'Look Alive Out There' Elevates Its Anecdotes With Humor And Feeling Sloane Crosley returns to form with her first essay collection in eight years, covering everything from an escalating battle with her neighbor's hip but noisy children to mountain climbing in Ecuador.


Book Reviews

'Look Alive Out There' Elevates Its Anecdotes With Humor And Feeling

Look Alive Out There
By Sloane Crosley

Buy Featured Book

Look Alive Out There
Sloane Crosley

Your purchase helps support NPR programming. How?

Humorous personal essays may be the equivalent of literary snacks — salty, sweet, and sharp, with just the right amount of bite. But the best do more than satisfy cravings for quick, crunchy pick-me-ups: Their satirical observations provide deeper sustenance by reflecting trenchantly on our broader culture.

After her disappointing first novel, The Clasp (2015), Sloane Crosley has returned to form with a wry new collection of essays, Look Alive Out There. It's been ten years since she reported on the tribulations of Manhattan real estate, bosses from hell, and the duress of friends' weddings in I Was Told There'd Be Cake, and eight years since her followup, How Did You Get This Number, which was filled with mordant accounts of trying to find her bearings as a single working woman coping with distressing roommates and boyfriends.

The 16 essays in Look Alive Out There add up to a portrait of the writer as a hustling full-timer (having quit her job as a literary publicist), working hard to build on her early reputation. Many again find Crosley in awkward, infuriating, or humiliating predicaments. On the home front, there's her hilariously escalating battle with a West Village neighbor's impossibly noisy, enviably hip teenaged children. Further afield, while on assignment for a travel magazine, she sets off on a mountain-climbing expedition in Ecuador for which she is dangerously ill-prepared. And, in a story that's sure to send shivers through readers, she recounts the dismaying experience of having to buy back her eponymous website domain and primary email address after they were auctioned off when she inadvertently let them lapse because her billing notifications were sent to a "graveyard" address she never checks.

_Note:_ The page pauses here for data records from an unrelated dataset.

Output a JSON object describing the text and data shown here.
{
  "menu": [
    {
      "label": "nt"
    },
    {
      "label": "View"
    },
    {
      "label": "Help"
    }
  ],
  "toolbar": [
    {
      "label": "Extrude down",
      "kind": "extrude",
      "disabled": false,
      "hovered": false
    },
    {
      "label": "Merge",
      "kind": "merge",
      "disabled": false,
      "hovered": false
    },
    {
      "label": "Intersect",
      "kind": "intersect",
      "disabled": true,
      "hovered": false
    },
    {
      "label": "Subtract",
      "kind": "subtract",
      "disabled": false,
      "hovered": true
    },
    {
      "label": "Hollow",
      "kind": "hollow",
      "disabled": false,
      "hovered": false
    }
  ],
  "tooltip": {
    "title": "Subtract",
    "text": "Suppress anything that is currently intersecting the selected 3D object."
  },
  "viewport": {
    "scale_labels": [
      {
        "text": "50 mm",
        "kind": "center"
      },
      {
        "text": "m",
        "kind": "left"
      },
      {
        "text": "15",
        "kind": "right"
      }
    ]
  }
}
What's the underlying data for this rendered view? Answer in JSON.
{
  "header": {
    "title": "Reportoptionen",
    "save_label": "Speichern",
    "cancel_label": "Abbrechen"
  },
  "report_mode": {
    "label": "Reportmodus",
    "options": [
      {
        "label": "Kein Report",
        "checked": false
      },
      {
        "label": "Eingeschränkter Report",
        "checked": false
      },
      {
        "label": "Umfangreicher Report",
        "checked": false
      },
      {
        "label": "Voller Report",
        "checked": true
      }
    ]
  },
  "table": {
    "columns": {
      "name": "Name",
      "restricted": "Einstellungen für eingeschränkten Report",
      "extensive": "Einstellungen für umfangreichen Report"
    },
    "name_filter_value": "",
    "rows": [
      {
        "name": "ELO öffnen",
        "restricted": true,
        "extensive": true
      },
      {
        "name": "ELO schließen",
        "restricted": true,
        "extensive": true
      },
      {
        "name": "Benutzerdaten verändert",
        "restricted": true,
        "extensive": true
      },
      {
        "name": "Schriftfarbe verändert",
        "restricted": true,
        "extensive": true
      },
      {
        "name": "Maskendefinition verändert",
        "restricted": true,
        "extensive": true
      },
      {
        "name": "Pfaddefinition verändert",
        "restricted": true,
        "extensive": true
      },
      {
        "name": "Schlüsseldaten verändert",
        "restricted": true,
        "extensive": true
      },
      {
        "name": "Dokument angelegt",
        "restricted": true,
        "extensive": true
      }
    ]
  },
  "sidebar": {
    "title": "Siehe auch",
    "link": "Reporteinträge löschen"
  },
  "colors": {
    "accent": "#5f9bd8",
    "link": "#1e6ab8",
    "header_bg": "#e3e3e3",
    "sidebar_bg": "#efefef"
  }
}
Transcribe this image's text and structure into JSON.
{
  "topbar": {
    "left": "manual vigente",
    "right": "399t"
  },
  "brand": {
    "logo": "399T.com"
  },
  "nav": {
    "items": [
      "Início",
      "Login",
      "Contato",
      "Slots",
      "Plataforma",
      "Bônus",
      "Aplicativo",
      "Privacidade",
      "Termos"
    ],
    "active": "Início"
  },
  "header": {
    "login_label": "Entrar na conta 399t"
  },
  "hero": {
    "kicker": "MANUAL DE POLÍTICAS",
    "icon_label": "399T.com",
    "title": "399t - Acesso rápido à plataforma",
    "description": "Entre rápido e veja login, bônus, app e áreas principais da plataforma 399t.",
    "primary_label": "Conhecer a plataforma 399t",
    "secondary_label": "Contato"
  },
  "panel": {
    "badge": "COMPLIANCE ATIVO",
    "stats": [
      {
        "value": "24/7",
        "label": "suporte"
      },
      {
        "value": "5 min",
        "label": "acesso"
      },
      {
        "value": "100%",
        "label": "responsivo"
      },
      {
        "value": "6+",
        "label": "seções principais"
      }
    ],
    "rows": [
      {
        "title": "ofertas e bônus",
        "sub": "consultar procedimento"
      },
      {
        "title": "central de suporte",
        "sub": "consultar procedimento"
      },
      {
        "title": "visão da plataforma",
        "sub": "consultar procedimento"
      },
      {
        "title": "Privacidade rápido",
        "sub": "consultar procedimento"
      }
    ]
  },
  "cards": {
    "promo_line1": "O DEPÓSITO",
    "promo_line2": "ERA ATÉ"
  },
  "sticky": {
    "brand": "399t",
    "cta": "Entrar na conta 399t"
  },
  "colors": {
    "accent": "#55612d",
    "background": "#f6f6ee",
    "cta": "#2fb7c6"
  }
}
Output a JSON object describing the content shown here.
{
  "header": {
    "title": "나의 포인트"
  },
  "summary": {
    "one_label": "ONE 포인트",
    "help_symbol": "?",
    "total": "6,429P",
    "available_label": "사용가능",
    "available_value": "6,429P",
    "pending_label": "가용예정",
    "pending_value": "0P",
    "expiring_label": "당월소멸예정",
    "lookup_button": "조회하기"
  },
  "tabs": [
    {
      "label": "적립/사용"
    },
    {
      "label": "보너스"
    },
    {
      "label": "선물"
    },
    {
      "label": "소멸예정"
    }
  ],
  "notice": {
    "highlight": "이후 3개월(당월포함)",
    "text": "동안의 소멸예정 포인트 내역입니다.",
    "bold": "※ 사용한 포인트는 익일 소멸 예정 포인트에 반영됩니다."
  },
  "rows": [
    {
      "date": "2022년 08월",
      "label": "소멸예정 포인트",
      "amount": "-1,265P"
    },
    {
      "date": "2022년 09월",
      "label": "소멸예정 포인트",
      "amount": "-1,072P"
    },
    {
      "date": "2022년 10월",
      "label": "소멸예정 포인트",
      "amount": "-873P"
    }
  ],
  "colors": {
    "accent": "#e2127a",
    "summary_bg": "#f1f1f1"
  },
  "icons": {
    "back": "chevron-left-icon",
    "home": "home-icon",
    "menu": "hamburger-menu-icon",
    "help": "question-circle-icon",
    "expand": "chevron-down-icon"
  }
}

By pursuing her tales of woe beyond riffs and rants, Crosley elevates these foibles above the anecdotal. After paying $4,200 to get her website back — which she calculates is the equivalent of four years of electric bills, 13 good cashmere sweaters, or 1200 cups of coffee — she writes, "I made a mistake and paid for it by wrestling with a pig. Not only did the pig like it, the pig has moved on to other troughs. But I have not." In fact, she arranges to meet this swine in London. And although she describes him as a man with "the moral center of a Cadbury Creme Egg," she also tries to see his point of view. It could be argued that she goes too far in this endeavor: She concludes that he's "not a bastion of ethics, but not wrong. He's taking advantage of a deeply flawed system."

Sanctimony is toxic to personal essays, and Crosley wields its antidote, self-deprecation, with the skill of a practiced EMT. In "Up the Down Volcano," which was originally released as a Kindle Single in 2012, she skewers the negligent Ecuadorian guide leading her up Cotopaxi, but she ultimately blames herself, a chronic underpacker and underplanner, for her miserable brush with altitude sickness: "My predicament could have been easily avoided with some minimal research on my part," she admits. True, but then her story wouldn't have been nearly as good.

Crosley's best essays combine her sparkling verbal facility with a willingness to expose and explore more personal issues, like her mixed feelings about remaining single and childless into her late thirties. She transforms what could have been just a jokey, prurient piece about her mother's cousin, a retired porn star, "the most famous stunt c**k ever," into a searching inquiry about a trait she's afraid she may share with him — a tendency to look for love in all the wrong places. "To live alone can be a glorious thing," she writes in another essay. "But it is possible to have too many rooms of one's own."

There are several negligible pieces whose inclusion hints at a desperation for material, but her two ventures into personal medical history are keepers. In a saga about freezing her eggs — despite ambivalence toward having children — she hopscotches smoothly between wit and wisdom, noting the heartbreaking "naked want" in a fertility clinic, yet also quipping about the learning curve required for self-administered hormone injections: "Freezing your eggs is essentially a cheap way to become a registered nurse."

A prolonged bout with vertigo unleashes fear and testing — along with strings of inspired witticisms, including a system for measuring the severity of medical conditions based on the types of paper clothing you're issued. After being diagnosed with Meunière's disease she observes, "Writing about illness is a form of travel writing" — albeit to an involuntary destination that requires adaptation.

Crosley may suffer from balance issues, but not in her writing. She has that rare ability to treat scrapes with sardonic humor and inject serious subjects with levity and hijinks with real feeling — a sort of unlicensed nurse to our souls. Can't wait to see what she makes of her forties.